The internet flows with messages to lawyers about what they need to have to be successful. No more is it about cross-examination skills, negotiation skills, people skills - it's all about toys, apps, and placement on the world wide web. It's sad, and we lawyers have done nothing to attack the commoditization of our profession.
Mark Britton of AVVO frequently says that "if you are not on the internet, you don't exist." He tells the story of his search for a toy for a child. It didn't matter how many toy stores sold this toy, all that mattered was which merchant came up (on the first page of Google) and was a click away from shipping the toy.
Mark makes a good point, but his point is not inclusive. If you are not on the internet, you don't exist to those looking for products and services on the internet.
The internet is a wonderful source of information and merchandise, including information about services - like lawyers. At it's lowest common denominator, the internet is where people go to find the best deal on whatever they are going to buy.
If your goal is to be the best deal as a lawyer, then I recommend you put every single marketing dollar, dime, and penny into internet marketing.
This is not a criticism. We need low fee lawyers for clients. People need access to legal representation and if someone can do it, or claim they can do it, for $500 instead of $5,000, then the client should have that choice, we just hope they make an informed one.
But not every lawyer is in that market. Not every lawyer is looking for every client with a few dollars to spare.
And not every client is looking for a lawyer with the most toys, or best ability to get to the top (of Google).
So we come to my point.
Regardless of who is telling you otherwise, there are things about the legal profession that will never change, no matter how many toys Apple makes, how many social networking sites are invented, or how many tips and tricks exist out there to play the marketing game.
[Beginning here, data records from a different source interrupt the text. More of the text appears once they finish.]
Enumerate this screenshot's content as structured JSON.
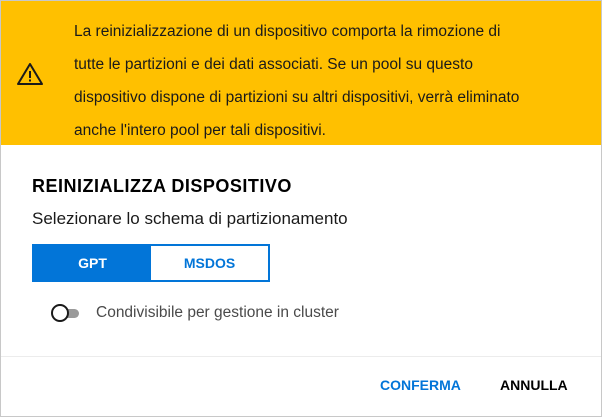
{
  "warning": {
    "icon": "warning-triangle-icon",
    "lines": [
      "La reinizializzazione di un dispositivo comporta la rimozione di",
      "tutte le partizioni e dei dati associati. Se un pool su questo",
      "dispositivo dispone di partizioni su altri dispositivi, verrà eliminato",
      "anche l'intero pool per tali dispositivi."
    ],
    "background_color": "#ffc000"
  },
  "dialog": {
    "title": "REINIZIALIZZA DISPOSITIVO",
    "partition_label": "Selezionare lo schema di partizionamento",
    "partition_options": [
      {
        "label": "GPT",
        "selected": true
      },
      {
        "label": "MSDOS",
        "selected": false
      }
    ],
    "cluster_toggle": {
      "label": "Condivisibile per gestione in cluster",
      "checked": false
    },
    "accent_color": "#0275d8"
  },
  "actions": {
    "confirm_label": "CONFERMA",
    "cancel_label": "ANNULLA"
  }
}
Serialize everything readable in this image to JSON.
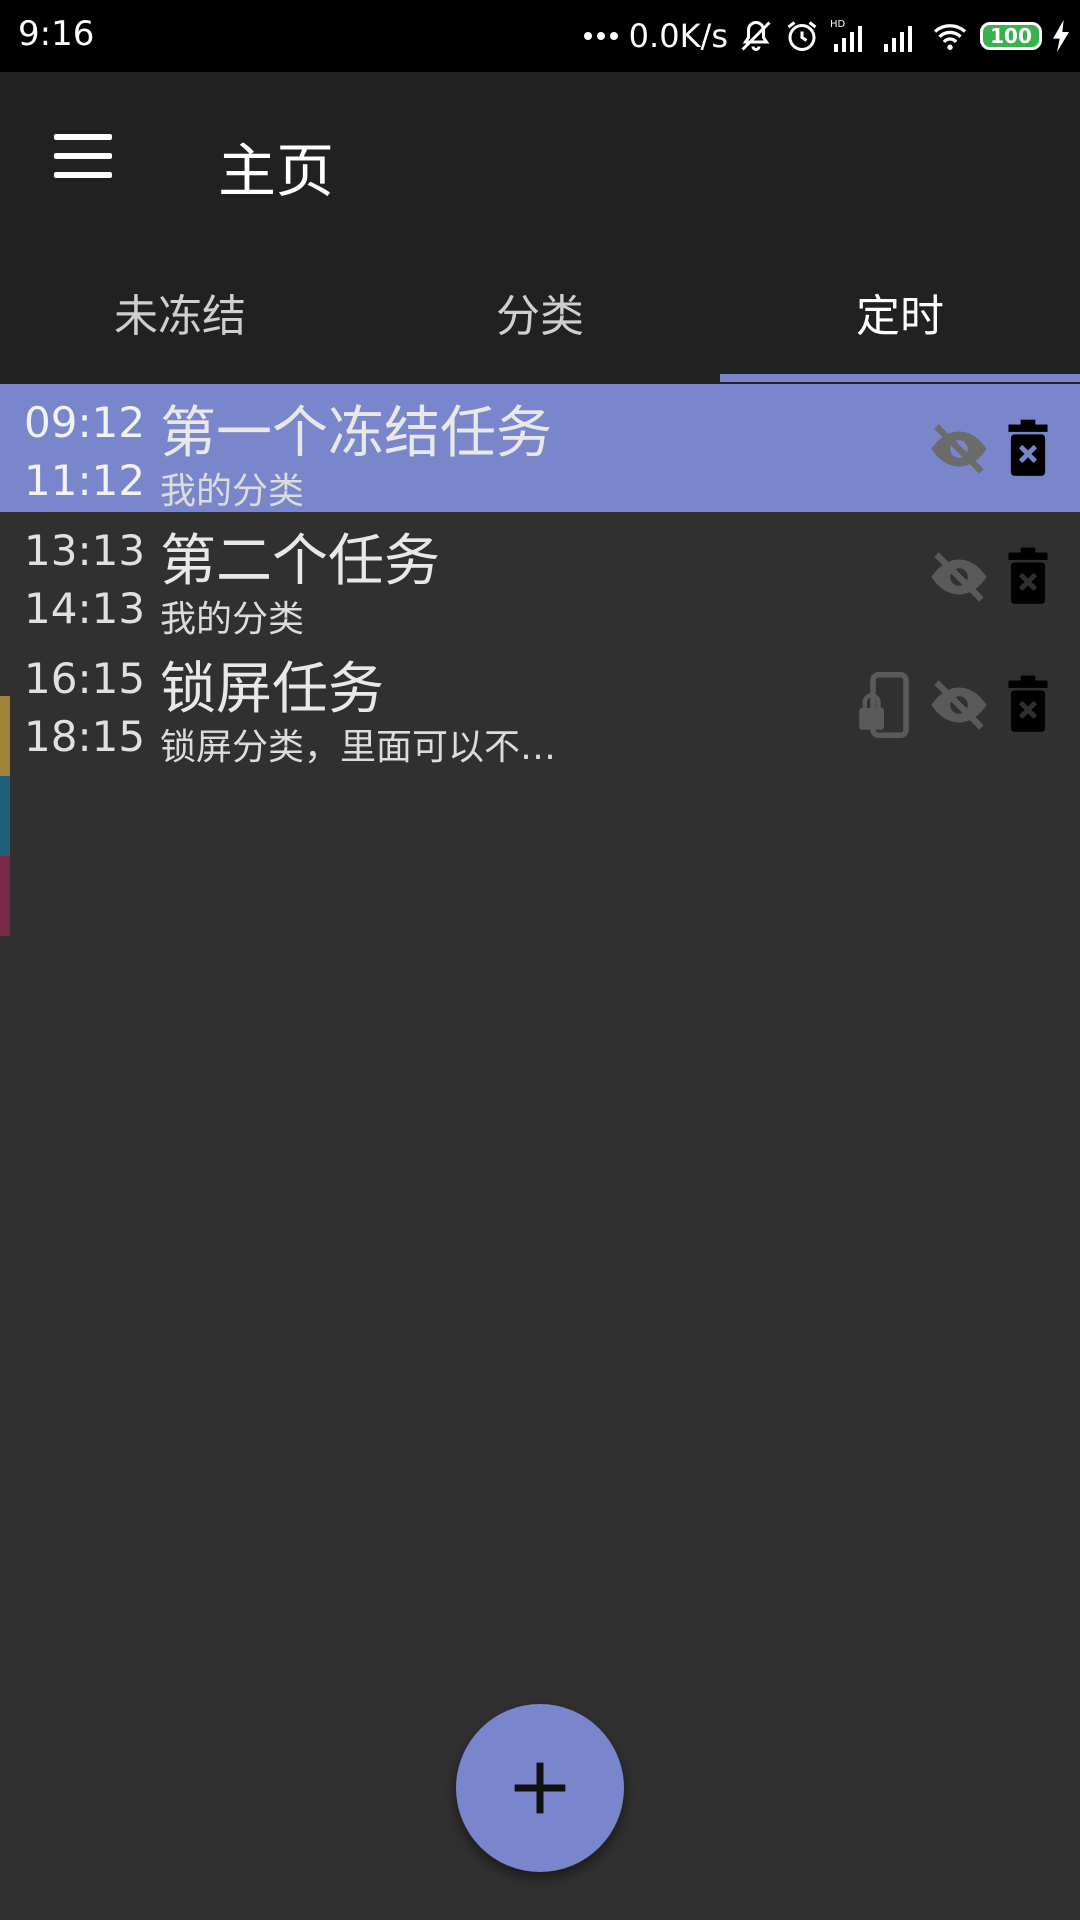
{
  "status_bar": {
    "time": "9:16",
    "network_speed": "0.0K/s",
    "battery": "100",
    "icons": [
      "dots-icon",
      "mute-icon",
      "alarm-icon",
      "hd-signal-icon",
      "signal-icon",
      "wifi-icon",
      "battery-icon",
      "charging-icon"
    ]
  },
  "app_bar": {
    "title": "主页",
    "menu_icon": "menu-icon"
  },
  "tabs": [
    {
      "label": "未冻结",
      "active": false
    },
    {
      "label": "分类",
      "active": false
    },
    {
      "label": "定时",
      "active": true
    }
  ],
  "tasks": [
    {
      "start": "09:12",
      "end": "11:12",
      "title": "第一个冻结任务",
      "category": "我的分类",
      "selected": true,
      "icons": [
        "hidden-eye-icon",
        "delete-icon"
      ]
    },
    {
      "start": "13:13",
      "end": "14:13",
      "title": "第二个任务",
      "category": "我的分类",
      "selected": false,
      "icons": [
        "hidden-eye-icon",
        "delete-icon"
      ]
    },
    {
      "start": "16:15",
      "end": "18:15",
      "title": "锁屏任务",
      "category": "锁屏分类，里面可以不…",
      "selected": false,
      "icons": [
        "lock-screen-icon",
        "hidden-eye-icon",
        "delete-icon"
      ]
    }
  ],
  "category_colors": [
    "#a0823a",
    "#1e5f7a",
    "#7a2848"
  ],
  "accent_color": "#7986cb",
  "fab": {
    "icon": "plus-icon"
  }
}
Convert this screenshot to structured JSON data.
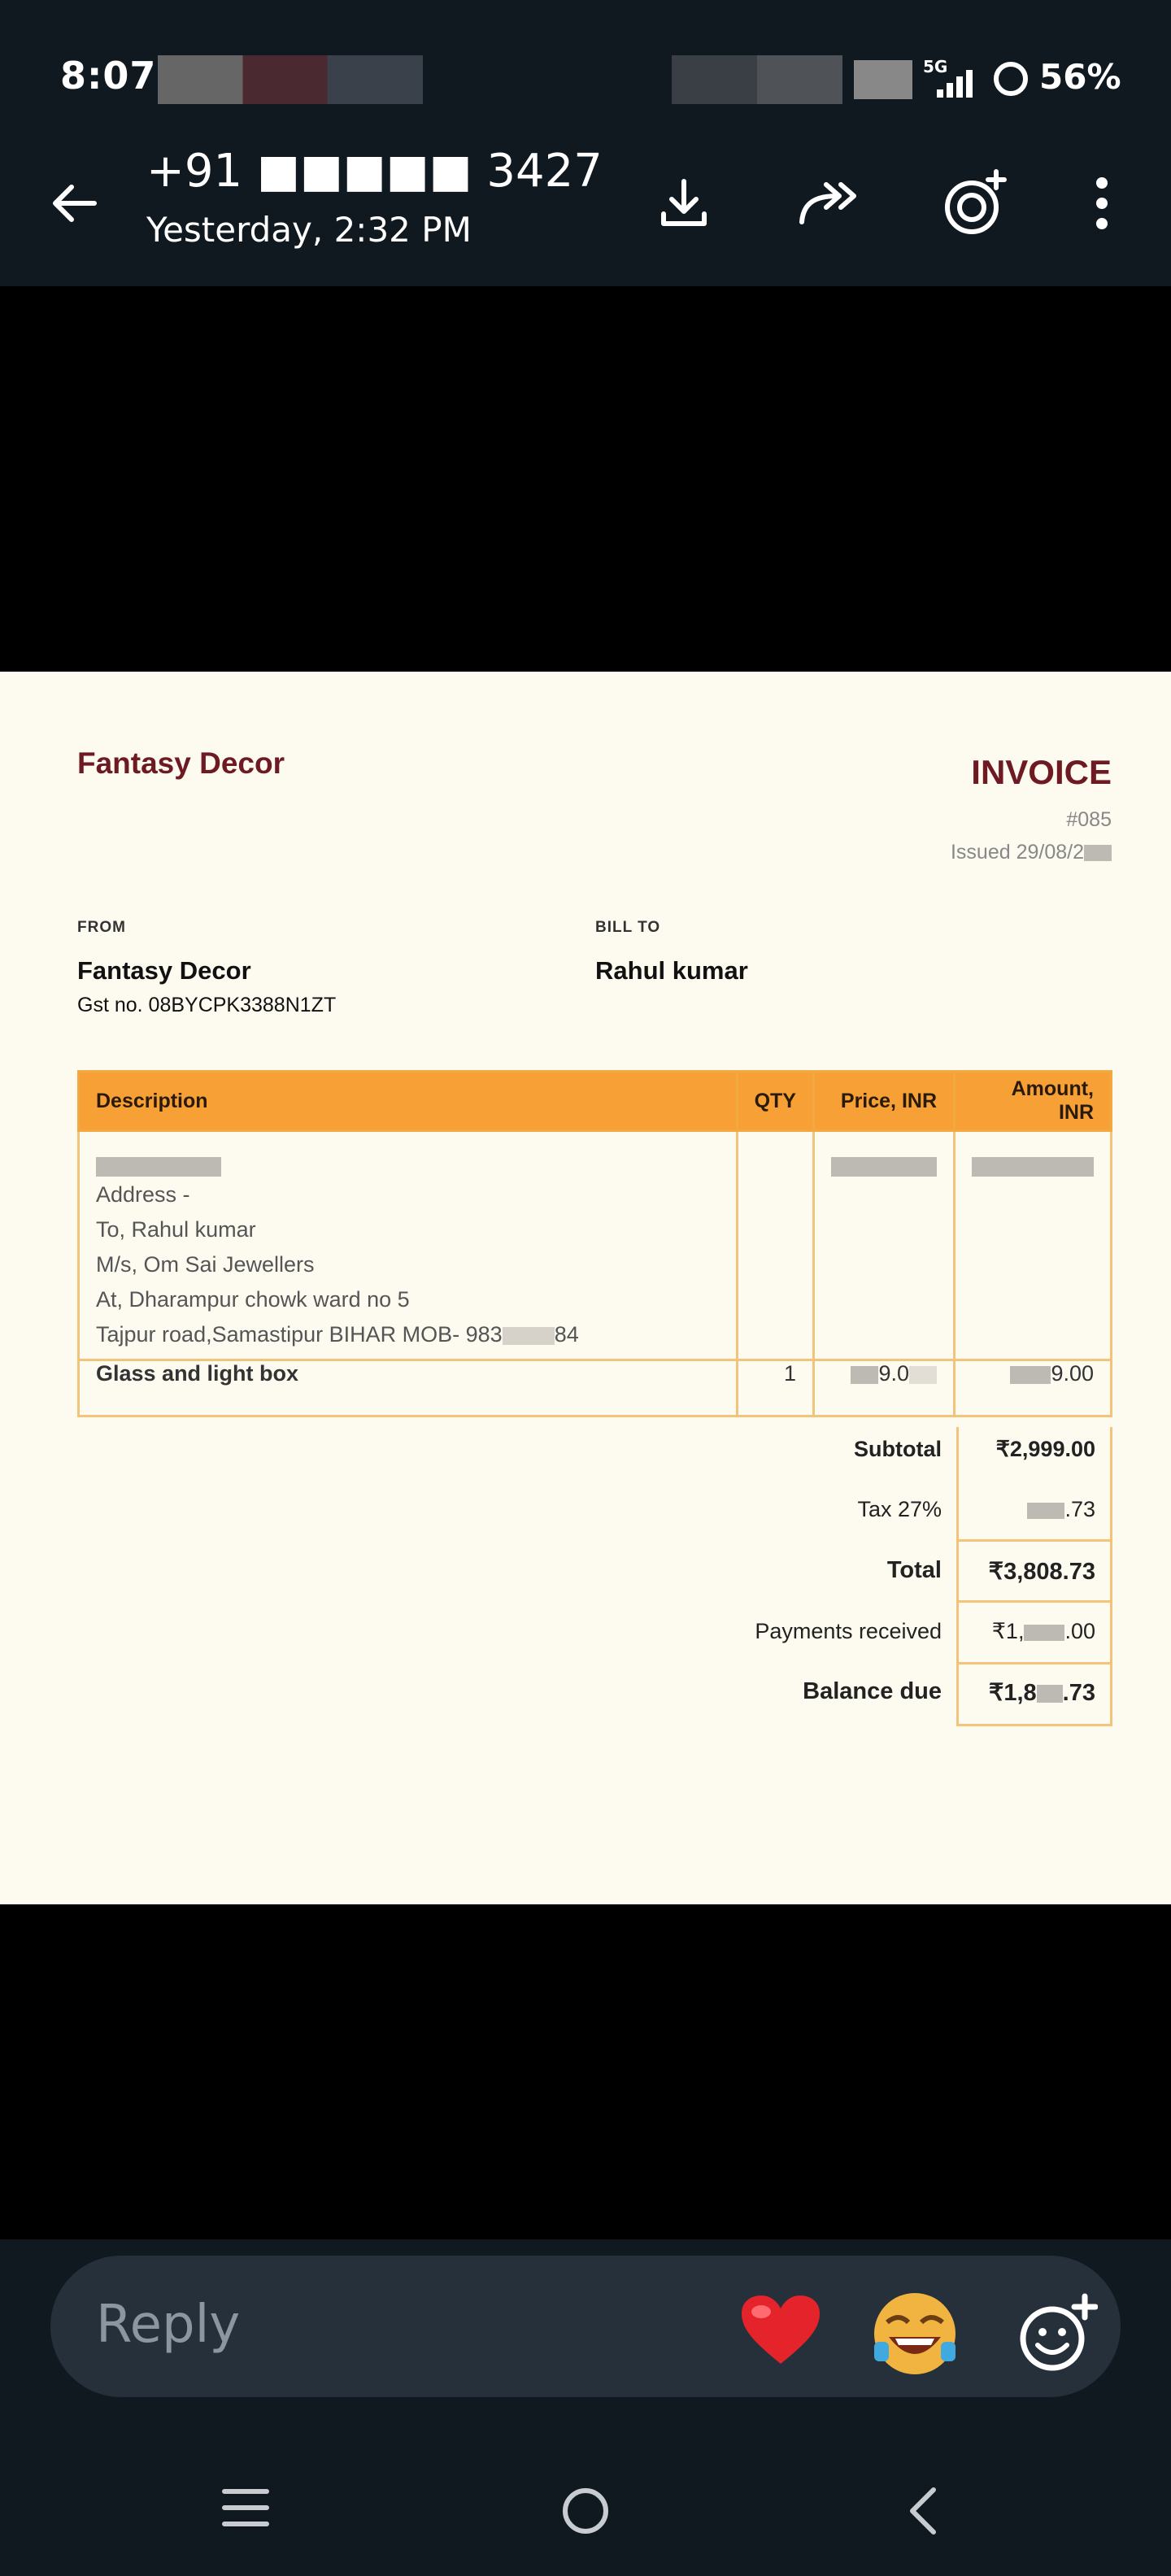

There are so many tech and toy related "10 tips," "5 tips," "20 things every lawyer needs to know," lists.
But here's what will always matter about the profession.
 Most clients come to a lawyer when they have a problem. They are looking for someone to understand the problem. People understand problems, toys don't understand problems. It will always require a person, to understand a problem.
 Cases and disputes are resolved between people. They will always be resolved with people talking to people. Always.
 Reputations of lawyers are not ever going to be determined by which lawyer has which toy or placement on the internet.
 Real clients with real problems will never hire a lawyer because of the toys they own, or the tech they use, ever.
 The best tech a lawyer can have is ears.
 Marketing may get you a call, or an appointment, but it will never get you a happy client.
 Happy clients will always be the best source of referrals, not Google.
 Even unhappy clients will be a good source of referrals, if their unhappiness is not viewed as your fault.
 Being on the first page of Google means just that, you are on the first page of Google. There are plenty of unethical, crappy lawyers on the first page of Google, and the clients will never know that until it's too late.
 Your ability to persuade a judge, jury, prosecutor, opposing civil counsel, client's boss, client's wife, or licensing board will never be determined by the success of your marketing.
 There will never be a toy or app that will make a client feel better about their situation. Only you, and your words and actions will ever make a client feel like they are in the right hands.
 Machines have no emotion, no ability to care, and they break. The best thing your client gets from you is your voice, after you use your ears.
 No one will ever become great merely because they own something.
 There is no app, toy, or marketing technique that will get you a "thank you" from a client for saving their life, or making it better.
 The amount of people you "know" on-line has nothing to do with you getting a client who needs a good lawyer.
So go, be on the front page of Google, "exist" on the internet, buy all the cool new toys.
There's a whole world out there that doesn't care about any of it, but they are looking for good lawyers.
Maybe like you.
Located in Miami, Florida, Brian Tannebaum practices Bar Admission and Discipline and Criminal Defense. He is the author of I Got A Bar Complaint.